The Office of Judges of Compensation Claims reports filing volumes each year in its annual report. The filing volumes of interest are both “petition” filings and “new case” filings.
In a particular case, an injured workers might file a single petition (“PFB”) or several. Thus, the PFB volumes may be a more relevant measure of litigation activity in the system, but may not provide a reliable measure of the rate at which cases are entering the litigation process. Conversely, “new cases” measures only the appearance of a new injured worker/accident date into the process. This measure may more accurately describe the “frequency” of litigated claims, but provides little insight into the intensity of those claims (is it a claim in which litigation will be for a single benefit or many?).
Throughout the year, we monitor the available data monthly and can project volumes based on “year-to-date.” Through the first ten months of 2016 (fiscal year runs from July 1, 2015 through June 30, 2016), Florida petition volumes were up markedly.
Overall, at the end of April, 2016 the OJCC was projecting a 10% petition filing increase for 2016. The ten month period totaled 54,369 PFB compared to 49,479 for the same ten month period in fiscal 2015.
The “new case” rates did not show as pervasive a trend toward increase, but overall suggested increase. One month conversely demonstrated a decrease in "new case" filings, and three other months of the fiscal 2016 period demonstrated less than 1% increase over the same month in 2015. At the end of April, the OJCC was projecting a probable 3.5% increase in “new cases” for 2016.

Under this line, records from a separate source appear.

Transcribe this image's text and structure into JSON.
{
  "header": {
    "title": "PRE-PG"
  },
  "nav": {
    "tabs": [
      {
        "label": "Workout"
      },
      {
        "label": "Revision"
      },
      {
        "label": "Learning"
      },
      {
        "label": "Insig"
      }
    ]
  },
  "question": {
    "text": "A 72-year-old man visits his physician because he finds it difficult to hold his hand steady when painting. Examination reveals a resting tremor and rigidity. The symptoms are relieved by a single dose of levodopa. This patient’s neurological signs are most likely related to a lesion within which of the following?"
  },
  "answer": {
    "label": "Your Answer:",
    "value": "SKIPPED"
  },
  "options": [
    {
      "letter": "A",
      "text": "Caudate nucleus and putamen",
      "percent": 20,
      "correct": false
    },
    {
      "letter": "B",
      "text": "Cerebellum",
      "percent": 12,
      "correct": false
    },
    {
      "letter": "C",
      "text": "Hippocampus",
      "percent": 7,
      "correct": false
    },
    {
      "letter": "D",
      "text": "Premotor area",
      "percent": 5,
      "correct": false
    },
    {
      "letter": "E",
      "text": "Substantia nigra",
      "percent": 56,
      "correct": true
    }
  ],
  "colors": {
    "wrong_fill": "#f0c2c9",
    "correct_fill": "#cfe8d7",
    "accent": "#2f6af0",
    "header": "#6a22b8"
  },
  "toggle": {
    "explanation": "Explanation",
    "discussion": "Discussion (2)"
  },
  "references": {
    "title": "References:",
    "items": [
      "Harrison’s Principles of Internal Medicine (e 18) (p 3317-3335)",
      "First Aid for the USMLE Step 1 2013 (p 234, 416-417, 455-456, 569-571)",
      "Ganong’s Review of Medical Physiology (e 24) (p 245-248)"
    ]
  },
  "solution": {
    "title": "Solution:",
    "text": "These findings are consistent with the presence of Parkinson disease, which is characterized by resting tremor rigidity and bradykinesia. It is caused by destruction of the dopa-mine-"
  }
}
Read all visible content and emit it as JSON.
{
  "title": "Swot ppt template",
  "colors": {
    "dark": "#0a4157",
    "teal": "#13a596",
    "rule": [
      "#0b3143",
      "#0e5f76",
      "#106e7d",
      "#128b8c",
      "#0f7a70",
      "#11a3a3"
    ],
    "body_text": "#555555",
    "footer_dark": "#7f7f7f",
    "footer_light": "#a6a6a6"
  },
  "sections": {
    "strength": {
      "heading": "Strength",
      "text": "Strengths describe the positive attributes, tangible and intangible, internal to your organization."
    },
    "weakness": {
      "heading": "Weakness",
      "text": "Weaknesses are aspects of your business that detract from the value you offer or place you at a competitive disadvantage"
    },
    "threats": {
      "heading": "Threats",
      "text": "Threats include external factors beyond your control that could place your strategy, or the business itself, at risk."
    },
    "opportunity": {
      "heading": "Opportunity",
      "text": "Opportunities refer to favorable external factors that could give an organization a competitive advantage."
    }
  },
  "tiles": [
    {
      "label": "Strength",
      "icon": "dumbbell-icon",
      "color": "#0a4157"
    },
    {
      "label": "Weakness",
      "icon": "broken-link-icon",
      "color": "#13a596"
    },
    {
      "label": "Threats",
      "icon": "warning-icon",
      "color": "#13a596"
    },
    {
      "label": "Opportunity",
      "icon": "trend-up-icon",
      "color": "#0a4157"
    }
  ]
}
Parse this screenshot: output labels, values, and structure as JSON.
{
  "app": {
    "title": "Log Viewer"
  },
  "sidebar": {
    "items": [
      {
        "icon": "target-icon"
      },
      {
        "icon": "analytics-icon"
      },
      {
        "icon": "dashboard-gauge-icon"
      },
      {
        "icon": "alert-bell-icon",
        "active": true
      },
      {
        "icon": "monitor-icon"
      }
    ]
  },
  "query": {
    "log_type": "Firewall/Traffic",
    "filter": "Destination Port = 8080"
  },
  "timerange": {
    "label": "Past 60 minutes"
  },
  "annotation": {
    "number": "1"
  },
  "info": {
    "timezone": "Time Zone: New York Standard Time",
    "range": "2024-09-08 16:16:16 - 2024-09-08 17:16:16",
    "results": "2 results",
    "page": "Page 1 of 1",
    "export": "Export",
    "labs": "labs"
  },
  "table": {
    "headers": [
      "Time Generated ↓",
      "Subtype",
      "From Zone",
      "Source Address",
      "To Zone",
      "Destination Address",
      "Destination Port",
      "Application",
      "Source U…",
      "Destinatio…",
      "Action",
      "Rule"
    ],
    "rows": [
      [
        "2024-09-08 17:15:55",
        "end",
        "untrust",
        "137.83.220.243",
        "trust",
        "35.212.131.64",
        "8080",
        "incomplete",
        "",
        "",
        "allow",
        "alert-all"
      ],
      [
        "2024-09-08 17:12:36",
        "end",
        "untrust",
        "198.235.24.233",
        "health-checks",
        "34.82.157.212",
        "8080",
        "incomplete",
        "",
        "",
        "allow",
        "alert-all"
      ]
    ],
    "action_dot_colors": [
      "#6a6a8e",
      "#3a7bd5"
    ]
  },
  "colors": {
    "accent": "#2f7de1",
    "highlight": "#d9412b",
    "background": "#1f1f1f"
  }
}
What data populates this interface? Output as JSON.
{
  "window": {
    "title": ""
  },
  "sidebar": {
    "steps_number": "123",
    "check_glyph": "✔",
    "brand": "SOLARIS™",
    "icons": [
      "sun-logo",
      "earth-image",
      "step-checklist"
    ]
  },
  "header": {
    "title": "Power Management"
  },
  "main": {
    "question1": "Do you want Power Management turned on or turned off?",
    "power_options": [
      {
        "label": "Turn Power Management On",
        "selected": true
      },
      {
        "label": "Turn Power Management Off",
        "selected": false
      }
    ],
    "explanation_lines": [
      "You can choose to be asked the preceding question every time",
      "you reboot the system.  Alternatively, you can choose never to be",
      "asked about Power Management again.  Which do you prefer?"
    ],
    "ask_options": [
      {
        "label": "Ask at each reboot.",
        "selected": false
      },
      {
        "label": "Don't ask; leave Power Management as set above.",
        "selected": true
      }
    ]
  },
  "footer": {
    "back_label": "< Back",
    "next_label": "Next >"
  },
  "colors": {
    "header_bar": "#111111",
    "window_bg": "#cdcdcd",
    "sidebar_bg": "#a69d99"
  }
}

The filing of "new cases" in May 2016 (2,638) was notably higher than May 2015 (2,409), a 10% increase. Though notable, that month was not the most significant increase of the year, which was February (2,600 over 2015 total of 2,272) with a 14% one-month increase in "new cases." With May 2016 included, the projected increase for 2016 in "new cases" has been amended to 4% or more.
PFB volumes in May 2016 were more markedly increased, 6,119, compared to 4,937 in May 2015. This is an increase of 24%. The inclusion of this significant monthly increase has shifted the predicted overall increase for 2016 from 10% (estimated at the end of April 2016) to 11.2%. There was another month in 2016, November, in which the increase was as notable (22%). Thereafter the rate of increase moderated until May.
Despite the fluctuations in the volume of increase, PFB filing trends continued to be positive throughout fiscal 2016. Whether the findings regarding May signal a trend to greater increase, or an anomalous month similar to November 2015, remains to be seen.
There will be those who question why the filing rates are changing, what is the basis for the overall trends? That analysis will be for others.